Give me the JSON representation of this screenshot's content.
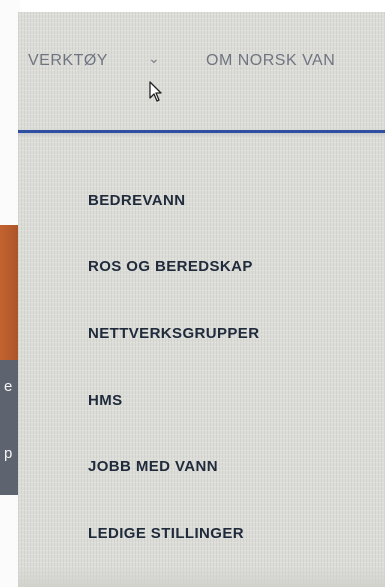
{
  "nav": {
    "items": [
      {
        "label": "VERKTØY",
        "icon": "chevron-down-icon"
      },
      {
        "label": "OM NORSK VAN"
      }
    ]
  },
  "dropdown": {
    "items": [
      {
        "label": "BEDREVANN"
      },
      {
        "label": "ROS OG BEREDSKAP"
      },
      {
        "label": "NETTVERKSGRUPPER"
      },
      {
        "label": "HMS"
      },
      {
        "label": "JOBB MED VANN"
      },
      {
        "label": "LEDIGE STILLINGER"
      }
    ]
  },
  "colors": {
    "accent": "#2f4fa0",
    "menu_text": "#1f2a3a",
    "nav_text": "#6f7580",
    "panel_bg": "#dcdcd8",
    "side_strip": "#c3632e"
  }
}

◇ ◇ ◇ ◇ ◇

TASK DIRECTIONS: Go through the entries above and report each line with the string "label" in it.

EXPECTED ANSWER:
        "label": "VERKTØY",
        "label": "OM NORSK VAN"
        "label": "BEDREVANN"
        "label": "ROS OG BEREDSKAP"
        "label": "NETTVERKSGRUPPER"
        "label": "HMS"
        "label": "JOBB MED VANN"
        "label": "LEDIGE STILLINGER"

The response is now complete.